June 24: Web Innovators Group
An evening of demos, plus two presentations from mobile execs Micah Adler of Fiksu and Wayne Chang of Twitter Boston.
June 25: TEDxBoston
The oldest and biggest of the locally-organized TED events is back, at the Seaport World Trade Center. Tickets are free, but tough to get.
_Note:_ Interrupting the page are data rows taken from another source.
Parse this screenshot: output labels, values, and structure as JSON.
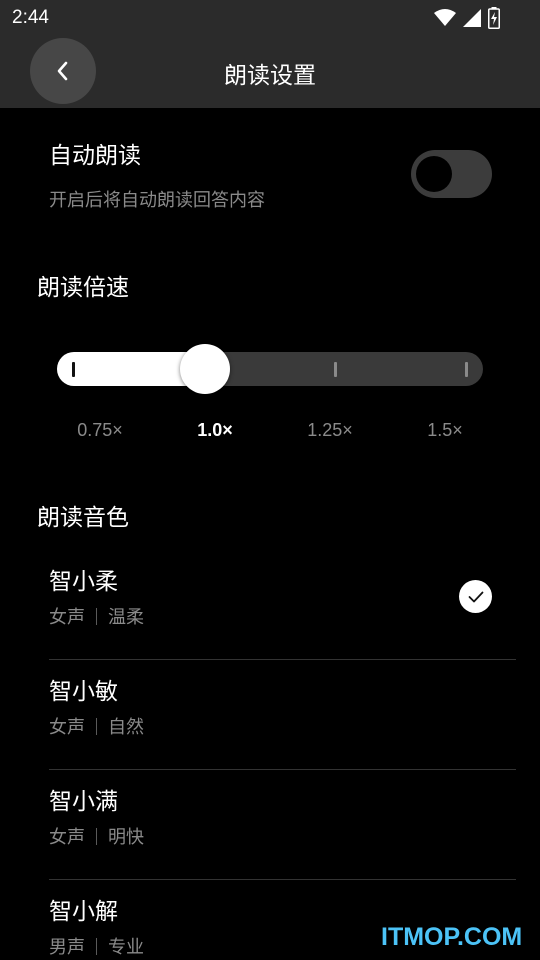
{
  "status_bar": {
    "time": "2:44",
    "icons": [
      "wifi-icon",
      "signal-icon",
      "battery-charging-icon"
    ]
  },
  "app_bar": {
    "back_icon": "chevron-left-icon",
    "title": "朗读设置"
  },
  "auto_read": {
    "title": "自动朗读",
    "description": "开启后将自动朗读回答内容",
    "enabled": false
  },
  "speed": {
    "title": "朗读倍速",
    "options": [
      "0.75×",
      "1.0×",
      "1.25×",
      "1.5×"
    ],
    "selected_index": 1
  },
  "voice": {
    "title": "朗读音色",
    "items": [
      {
        "name": "智小柔",
        "gender": "女声",
        "style": "温柔",
        "selected": true
      },
      {
        "name": "智小敏",
        "gender": "女声",
        "style": "自然",
        "selected": false
      },
      {
        "name": "智小满",
        "gender": "女声",
        "style": "明快",
        "selected": false
      },
      {
        "name": "智小解",
        "gender": "男声",
        "style": "专业",
        "selected": false
      }
    ]
  },
  "watermark": "ITMOP.COM",
  "colors": {
    "background": "#000000",
    "bar": "#2b2b2b",
    "secondary_text": "#8a8a8a",
    "watermark": "#4cc3f7"
  }
}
Also streams on the web and airs on WBUR.
July 16: Tech, Drugs & Rock and Roll
Barbecue, live music, and a spotlight on new technologies and science coming out of Boston University.